_ASSIGNMENT_
Within the records, how many lines hold the word "name"? State that number alone.

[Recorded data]
+===+
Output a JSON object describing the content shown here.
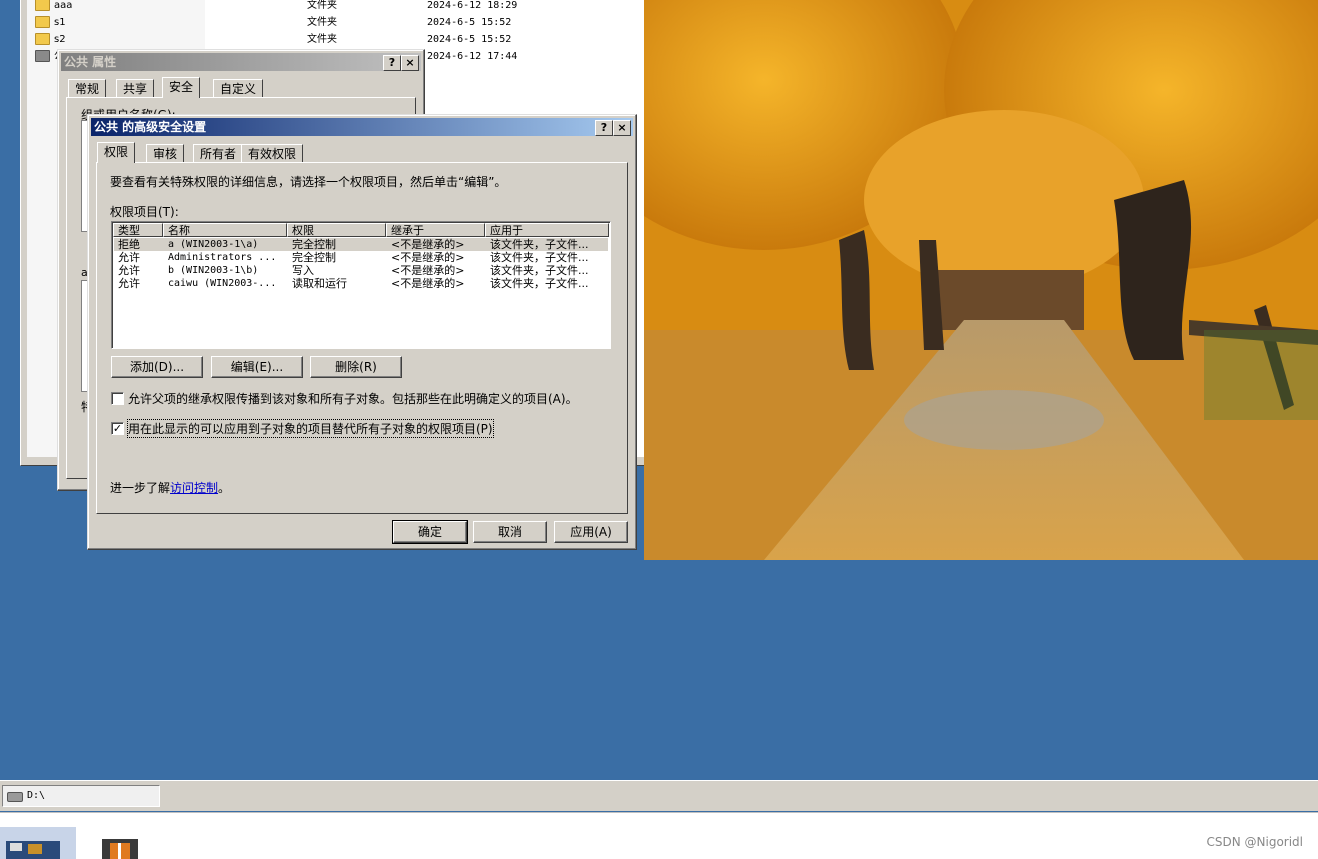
{
  "explorer": {
    "tree": [
      {
        "name": "aaa"
      },
      {
        "name": "s1"
      },
      {
        "name": "s2"
      },
      {
        "name": "公"
      }
    ],
    "files": [
      {
        "type": "文件夹",
        "date": "2024-6-12 18:29"
      },
      {
        "type": "文件夹",
        "date": "2024-6-5 15:52"
      },
      {
        "type": "文件夹",
        "date": "2024-6-5 15:52"
      },
      {
        "type": "",
        "date": "2024-6-12 17:44"
      }
    ]
  },
  "props_dialog": {
    "title": "公共 属性",
    "help": "?",
    "close": "×",
    "tabs": [
      "常规",
      "共享",
      "安全",
      "自定义"
    ],
    "selected_tab": "安全",
    "group_label": "组或用户名称(G):",
    "fragment_a": "a",
    "fragment_b": "特"
  },
  "adv_dialog": {
    "title": "公共 的高级安全设置",
    "help": "?",
    "close": "×",
    "tabs": [
      "权限",
      "审核",
      "所有者",
      "有效权限"
    ],
    "selected_tab": "权限",
    "intro": "要查看有关特殊权限的详细信息，请选择一个权限项目，然后单击“编辑”。",
    "list_label": "权限项目(T):",
    "columns": [
      "类型",
      "名称",
      "权限",
      "继承于",
      "应用于"
    ],
    "rows": [
      {
        "type": "拒绝",
        "name": "a (WIN2003-1\\a)",
        "perm": "完全控制",
        "inherit": "<不是继承的>",
        "apply": "该文件夹，子文件..."
      },
      {
        "type": "允许",
        "name": "Administrators ...",
        "perm": "完全控制",
        "inherit": "<不是继承的>",
        "apply": "该文件夹，子文件..."
      },
      {
        "type": "允许",
        "name": "b (WIN2003-1\\b)",
        "perm": "写入",
        "inherit": "<不是继承的>",
        "apply": "该文件夹，子文件..."
      },
      {
        "type": "允许",
        "name": "caiwu (WIN2003-...",
        "perm": "读取和运行",
        "inherit": "<不是继承的>",
        "apply": "该文件夹，子文件..."
      }
    ],
    "buttons": {
      "add": "添加(D)...",
      "edit": "编辑(E)...",
      "remove": "删除(R)"
    },
    "checkbox1": {
      "label": "允许父项的继承权限传播到该对象和所有子对象。包括那些在此明确定义的项目(A)。",
      "checked": false
    },
    "checkbox2": {
      "label": "用在此显示的可以应用到子对象的项目替代所有子对象的权限项目(P)",
      "checked": true
    },
    "learn_prefix": "进一步了解",
    "learn_link": "访问控制",
    "learn_suffix": "。",
    "ok": "确定",
    "cancel": "取消",
    "apply": "应用(A)"
  },
  "statusbar": {
    "address": "D:\\"
  },
  "watermark": "CSDN @Nigoridl",
  "colors": {
    "desktop": "#3a6ea5",
    "titlebar_active": "#0a246a",
    "titlebar_inactive": "#808080",
    "dialog": "#d4d0c8"
  }
}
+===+
_ANSWER TO THE PROBLEM_
8